── RECORDS PROVIDED ──

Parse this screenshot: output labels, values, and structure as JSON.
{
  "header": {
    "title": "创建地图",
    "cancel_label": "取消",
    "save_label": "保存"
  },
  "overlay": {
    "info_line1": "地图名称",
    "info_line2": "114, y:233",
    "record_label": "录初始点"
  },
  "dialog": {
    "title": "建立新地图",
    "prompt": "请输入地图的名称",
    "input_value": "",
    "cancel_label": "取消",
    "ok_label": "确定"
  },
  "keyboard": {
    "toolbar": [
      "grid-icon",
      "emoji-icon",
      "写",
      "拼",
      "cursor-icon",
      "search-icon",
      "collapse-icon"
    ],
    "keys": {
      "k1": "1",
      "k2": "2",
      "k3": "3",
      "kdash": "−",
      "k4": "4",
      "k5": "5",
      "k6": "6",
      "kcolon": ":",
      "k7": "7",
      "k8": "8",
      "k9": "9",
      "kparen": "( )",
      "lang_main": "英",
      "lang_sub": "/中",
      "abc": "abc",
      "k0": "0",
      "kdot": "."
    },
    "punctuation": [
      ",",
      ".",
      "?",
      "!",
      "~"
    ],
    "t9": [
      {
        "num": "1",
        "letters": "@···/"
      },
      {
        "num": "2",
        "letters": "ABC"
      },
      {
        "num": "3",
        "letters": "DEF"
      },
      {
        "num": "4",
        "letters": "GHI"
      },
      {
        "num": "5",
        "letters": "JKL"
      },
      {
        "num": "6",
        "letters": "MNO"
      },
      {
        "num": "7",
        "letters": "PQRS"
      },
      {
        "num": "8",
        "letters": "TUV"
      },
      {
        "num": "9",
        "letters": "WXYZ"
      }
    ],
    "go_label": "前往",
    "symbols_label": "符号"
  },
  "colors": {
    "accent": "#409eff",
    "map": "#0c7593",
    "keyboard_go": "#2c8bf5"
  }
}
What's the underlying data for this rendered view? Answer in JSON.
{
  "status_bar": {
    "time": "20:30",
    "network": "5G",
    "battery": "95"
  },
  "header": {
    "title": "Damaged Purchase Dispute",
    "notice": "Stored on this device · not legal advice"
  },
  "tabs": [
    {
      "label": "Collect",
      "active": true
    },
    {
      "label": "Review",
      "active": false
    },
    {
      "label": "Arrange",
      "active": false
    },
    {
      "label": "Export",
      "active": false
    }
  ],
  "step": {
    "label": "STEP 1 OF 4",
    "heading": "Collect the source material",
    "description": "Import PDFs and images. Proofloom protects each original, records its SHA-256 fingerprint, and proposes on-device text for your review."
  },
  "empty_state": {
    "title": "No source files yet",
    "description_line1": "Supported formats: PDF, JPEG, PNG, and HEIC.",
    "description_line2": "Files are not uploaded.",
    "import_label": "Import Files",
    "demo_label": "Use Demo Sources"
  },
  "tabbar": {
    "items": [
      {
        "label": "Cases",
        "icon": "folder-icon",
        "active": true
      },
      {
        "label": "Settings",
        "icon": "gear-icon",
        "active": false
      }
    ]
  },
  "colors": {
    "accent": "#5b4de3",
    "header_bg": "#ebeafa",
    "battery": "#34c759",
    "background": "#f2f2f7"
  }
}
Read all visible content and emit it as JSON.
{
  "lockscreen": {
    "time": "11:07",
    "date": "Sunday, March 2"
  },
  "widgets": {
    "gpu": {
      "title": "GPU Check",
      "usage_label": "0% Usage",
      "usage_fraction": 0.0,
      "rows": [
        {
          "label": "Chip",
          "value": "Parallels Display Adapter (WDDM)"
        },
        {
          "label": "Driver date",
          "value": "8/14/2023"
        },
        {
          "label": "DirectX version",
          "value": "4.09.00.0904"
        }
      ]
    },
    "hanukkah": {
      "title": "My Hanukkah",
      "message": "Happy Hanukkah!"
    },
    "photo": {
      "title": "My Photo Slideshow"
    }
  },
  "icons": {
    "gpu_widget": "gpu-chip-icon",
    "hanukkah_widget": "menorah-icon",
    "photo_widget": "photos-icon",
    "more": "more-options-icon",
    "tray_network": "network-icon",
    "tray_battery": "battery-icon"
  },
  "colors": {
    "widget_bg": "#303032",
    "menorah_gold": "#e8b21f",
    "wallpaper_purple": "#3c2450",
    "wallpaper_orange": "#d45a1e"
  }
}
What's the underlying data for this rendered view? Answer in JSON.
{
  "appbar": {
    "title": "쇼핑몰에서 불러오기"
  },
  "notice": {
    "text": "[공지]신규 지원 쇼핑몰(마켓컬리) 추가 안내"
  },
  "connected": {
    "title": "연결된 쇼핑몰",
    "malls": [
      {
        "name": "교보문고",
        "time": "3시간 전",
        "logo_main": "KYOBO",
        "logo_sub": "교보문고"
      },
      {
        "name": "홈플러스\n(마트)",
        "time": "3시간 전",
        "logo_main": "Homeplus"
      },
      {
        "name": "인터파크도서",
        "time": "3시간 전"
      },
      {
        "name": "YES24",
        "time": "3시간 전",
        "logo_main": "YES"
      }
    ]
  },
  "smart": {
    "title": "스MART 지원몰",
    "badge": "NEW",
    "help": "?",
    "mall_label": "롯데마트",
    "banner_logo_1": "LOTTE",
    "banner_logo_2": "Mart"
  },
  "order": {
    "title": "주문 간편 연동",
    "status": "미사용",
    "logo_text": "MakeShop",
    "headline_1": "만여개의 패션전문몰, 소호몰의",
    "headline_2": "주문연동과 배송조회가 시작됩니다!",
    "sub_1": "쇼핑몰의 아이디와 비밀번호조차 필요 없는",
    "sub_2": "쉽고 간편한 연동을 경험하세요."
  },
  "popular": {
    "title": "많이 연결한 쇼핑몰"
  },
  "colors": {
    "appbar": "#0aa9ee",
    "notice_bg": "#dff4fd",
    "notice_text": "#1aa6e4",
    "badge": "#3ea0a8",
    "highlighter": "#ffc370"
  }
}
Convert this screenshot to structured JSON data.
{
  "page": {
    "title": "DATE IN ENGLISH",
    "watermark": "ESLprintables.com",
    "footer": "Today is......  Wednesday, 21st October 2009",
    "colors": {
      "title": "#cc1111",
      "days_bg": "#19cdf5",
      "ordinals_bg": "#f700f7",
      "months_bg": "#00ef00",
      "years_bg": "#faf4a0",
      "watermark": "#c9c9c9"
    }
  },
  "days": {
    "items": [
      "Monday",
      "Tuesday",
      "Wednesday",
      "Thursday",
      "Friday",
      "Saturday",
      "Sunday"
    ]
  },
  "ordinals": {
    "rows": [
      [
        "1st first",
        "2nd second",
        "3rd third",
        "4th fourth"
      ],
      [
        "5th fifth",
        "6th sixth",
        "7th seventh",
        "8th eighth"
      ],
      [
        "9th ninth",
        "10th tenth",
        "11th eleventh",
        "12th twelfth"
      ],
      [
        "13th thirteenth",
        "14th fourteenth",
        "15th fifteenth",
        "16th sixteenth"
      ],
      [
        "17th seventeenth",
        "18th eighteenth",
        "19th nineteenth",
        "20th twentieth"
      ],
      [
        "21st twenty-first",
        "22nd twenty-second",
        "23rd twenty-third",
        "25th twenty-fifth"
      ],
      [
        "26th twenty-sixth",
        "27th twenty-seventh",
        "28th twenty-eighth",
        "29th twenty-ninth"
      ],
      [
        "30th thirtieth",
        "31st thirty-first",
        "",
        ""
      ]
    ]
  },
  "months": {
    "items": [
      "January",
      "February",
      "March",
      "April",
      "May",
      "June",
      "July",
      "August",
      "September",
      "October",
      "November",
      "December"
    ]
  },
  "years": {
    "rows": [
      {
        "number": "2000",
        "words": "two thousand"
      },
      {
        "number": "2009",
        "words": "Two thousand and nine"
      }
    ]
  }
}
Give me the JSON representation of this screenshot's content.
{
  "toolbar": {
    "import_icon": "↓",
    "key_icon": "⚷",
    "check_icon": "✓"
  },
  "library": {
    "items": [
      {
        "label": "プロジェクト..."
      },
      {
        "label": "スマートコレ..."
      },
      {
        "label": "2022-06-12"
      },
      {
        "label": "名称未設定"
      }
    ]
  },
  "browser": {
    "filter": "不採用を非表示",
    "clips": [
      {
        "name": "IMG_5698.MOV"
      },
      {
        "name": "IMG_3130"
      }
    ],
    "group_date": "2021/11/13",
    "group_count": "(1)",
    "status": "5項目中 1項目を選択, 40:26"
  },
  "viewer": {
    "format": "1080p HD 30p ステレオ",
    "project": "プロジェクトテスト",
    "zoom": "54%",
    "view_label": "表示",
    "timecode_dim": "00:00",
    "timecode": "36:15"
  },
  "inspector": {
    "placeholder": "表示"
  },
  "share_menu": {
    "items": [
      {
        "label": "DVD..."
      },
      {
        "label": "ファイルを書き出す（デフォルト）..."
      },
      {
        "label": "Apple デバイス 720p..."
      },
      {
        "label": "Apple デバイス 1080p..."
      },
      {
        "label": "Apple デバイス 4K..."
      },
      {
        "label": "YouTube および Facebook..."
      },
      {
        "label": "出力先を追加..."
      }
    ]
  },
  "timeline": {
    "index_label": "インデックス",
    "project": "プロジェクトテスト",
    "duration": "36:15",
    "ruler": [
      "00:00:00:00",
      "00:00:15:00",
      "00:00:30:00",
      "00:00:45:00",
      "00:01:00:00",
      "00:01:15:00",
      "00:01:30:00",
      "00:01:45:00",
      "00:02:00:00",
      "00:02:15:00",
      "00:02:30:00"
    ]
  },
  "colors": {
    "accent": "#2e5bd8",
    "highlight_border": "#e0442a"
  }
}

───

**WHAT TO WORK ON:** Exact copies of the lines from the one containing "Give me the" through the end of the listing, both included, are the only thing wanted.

**OUTPUT BELOW:**
Give me the JSON representation of this screenshot's content.
{
  "toolbar": {
    "import_icon": "↓",
    "key_icon": "⚷",
    "check_icon": "✓"
  },
  "library": {
    "items": [
      {
        "label": "プロジェクト..."
      },
      {
        "label": "スマートコレ..."
      },
      {
        "label": "2022-06-12"
      },
      {
        "label": "名称未設定"
      }
    ]
  },
  "browser": {
    "filter": "不採用を非表示",
    "clips": [
      {
        "name": "IMG_5698.MOV"
      },
      {
        "name": "IMG_3130"
      }
    ],
    "group_date": "2021/11/13",
    "group_count": "(1)",
    "status": "5項目中 1項目を選択, 40:26"
  },
  "viewer": {
    "format": "1080p HD 30p ステレオ",
    "project": "プロジェクトテスト",
    "zoom": "54%",
    "view_label": "表示",
    "timecode_dim": "00:00",
    "timecode": "36:15"
  },
  "inspector": {
    "placeholder": "表示"
  },
  "share_menu": {
    "items": [
      {
        "label": "DVD..."
      },
      {
        "label": "ファイルを書き出す（デフォルト）..."
      },
      {
        "label": "Apple デバイス 720p..."
      },
      {
        "label": "Apple デバイス 1080p..."
      },
      {
        "label": "Apple デバイス 4K..."
      },
      {
        "label": "YouTube および Facebook..."
      },
      {
        "label": "出力先を追加..."
      }
    ]
  },
  "timeline": {
    "index_label": "インデックス",
    "project": "プロジェクトテスト",
    "duration": "36:15",
    "ruler": [
      "00:00:00:00",
      "00:00:15:00",
      "00:00:30:00",
      "00:00:45:00",
      "00:01:00:00",
      "00:01:15:00",
      "00:01:30:00",
      "00:01:45:00",
      "00:02:00:00",
      "00:02:15:00",
      "00:02:30:00"
    ]
  },
  "colors": {
    "accent": "#2e5bd8",
    "highlight_border": "#e0442a"
  }
}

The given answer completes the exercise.